Exercise instructions:
Could you filter the material and copy every line where the word "Grade" occurs?

:: Records for the task ::

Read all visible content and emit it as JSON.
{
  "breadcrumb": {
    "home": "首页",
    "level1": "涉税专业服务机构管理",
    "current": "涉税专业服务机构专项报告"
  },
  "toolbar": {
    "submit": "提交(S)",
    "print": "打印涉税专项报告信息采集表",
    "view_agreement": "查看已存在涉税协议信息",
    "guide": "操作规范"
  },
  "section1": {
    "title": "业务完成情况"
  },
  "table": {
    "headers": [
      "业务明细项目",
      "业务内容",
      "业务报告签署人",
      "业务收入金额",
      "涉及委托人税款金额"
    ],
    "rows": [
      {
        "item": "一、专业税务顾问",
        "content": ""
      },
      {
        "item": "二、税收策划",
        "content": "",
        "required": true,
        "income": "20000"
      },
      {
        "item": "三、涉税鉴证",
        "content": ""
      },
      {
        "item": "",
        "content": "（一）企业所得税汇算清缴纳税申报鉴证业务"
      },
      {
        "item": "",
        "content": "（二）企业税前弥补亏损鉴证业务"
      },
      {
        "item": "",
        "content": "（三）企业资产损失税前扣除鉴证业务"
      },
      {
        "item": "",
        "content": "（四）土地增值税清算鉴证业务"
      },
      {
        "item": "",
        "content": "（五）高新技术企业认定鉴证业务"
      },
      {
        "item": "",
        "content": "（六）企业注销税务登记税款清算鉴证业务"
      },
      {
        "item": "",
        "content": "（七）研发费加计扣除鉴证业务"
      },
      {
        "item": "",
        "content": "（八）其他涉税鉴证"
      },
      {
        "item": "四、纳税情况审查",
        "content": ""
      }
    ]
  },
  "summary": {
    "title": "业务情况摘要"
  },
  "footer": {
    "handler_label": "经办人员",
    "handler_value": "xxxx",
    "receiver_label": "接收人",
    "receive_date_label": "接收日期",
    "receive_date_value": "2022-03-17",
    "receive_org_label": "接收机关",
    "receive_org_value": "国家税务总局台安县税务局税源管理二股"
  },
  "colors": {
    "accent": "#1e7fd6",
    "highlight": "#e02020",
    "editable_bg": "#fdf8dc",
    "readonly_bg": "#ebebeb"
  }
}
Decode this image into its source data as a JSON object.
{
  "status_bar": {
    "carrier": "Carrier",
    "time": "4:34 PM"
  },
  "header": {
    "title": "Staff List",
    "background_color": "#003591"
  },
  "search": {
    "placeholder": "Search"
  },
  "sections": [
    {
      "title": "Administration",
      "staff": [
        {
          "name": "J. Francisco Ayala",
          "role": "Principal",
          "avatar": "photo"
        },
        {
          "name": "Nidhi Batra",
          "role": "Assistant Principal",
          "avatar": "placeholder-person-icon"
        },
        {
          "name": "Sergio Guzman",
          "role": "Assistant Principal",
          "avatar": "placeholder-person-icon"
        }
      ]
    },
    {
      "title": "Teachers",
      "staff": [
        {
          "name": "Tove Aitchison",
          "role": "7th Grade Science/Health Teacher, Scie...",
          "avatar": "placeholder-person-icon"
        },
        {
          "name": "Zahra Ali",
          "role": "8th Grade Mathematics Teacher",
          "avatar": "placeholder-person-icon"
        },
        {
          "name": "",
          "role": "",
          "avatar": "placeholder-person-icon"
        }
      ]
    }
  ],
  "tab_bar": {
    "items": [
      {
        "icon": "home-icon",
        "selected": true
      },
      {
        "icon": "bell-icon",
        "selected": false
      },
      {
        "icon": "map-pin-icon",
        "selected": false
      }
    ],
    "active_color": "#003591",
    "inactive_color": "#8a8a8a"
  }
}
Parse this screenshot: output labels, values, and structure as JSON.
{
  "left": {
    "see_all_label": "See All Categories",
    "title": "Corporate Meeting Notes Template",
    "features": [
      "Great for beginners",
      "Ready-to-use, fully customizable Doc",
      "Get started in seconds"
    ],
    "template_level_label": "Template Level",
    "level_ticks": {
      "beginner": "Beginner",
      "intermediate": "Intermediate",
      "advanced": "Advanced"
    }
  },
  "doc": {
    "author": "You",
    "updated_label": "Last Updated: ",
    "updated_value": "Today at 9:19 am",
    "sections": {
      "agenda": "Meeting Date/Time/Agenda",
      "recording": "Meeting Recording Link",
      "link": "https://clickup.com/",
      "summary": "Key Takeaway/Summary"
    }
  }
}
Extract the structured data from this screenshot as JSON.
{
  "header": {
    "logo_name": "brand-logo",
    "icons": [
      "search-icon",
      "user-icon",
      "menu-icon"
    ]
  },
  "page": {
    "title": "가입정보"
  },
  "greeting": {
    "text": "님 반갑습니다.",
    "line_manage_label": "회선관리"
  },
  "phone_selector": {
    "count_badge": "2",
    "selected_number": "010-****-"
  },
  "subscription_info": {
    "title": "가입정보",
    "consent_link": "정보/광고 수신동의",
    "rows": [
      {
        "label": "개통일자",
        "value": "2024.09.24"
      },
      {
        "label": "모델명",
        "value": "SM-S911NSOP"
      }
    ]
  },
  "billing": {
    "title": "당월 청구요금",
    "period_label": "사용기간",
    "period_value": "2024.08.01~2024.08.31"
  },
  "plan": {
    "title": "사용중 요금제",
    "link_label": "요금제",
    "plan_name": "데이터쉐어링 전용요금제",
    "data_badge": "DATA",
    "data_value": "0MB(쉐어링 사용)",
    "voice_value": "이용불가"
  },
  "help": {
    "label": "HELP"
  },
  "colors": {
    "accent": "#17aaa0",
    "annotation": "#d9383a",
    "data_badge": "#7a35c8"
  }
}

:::

Response area:
          "role": "7th Grade Science/Health Teacher, Scie...",
          "role": "8th Grade Mathematics Teacher",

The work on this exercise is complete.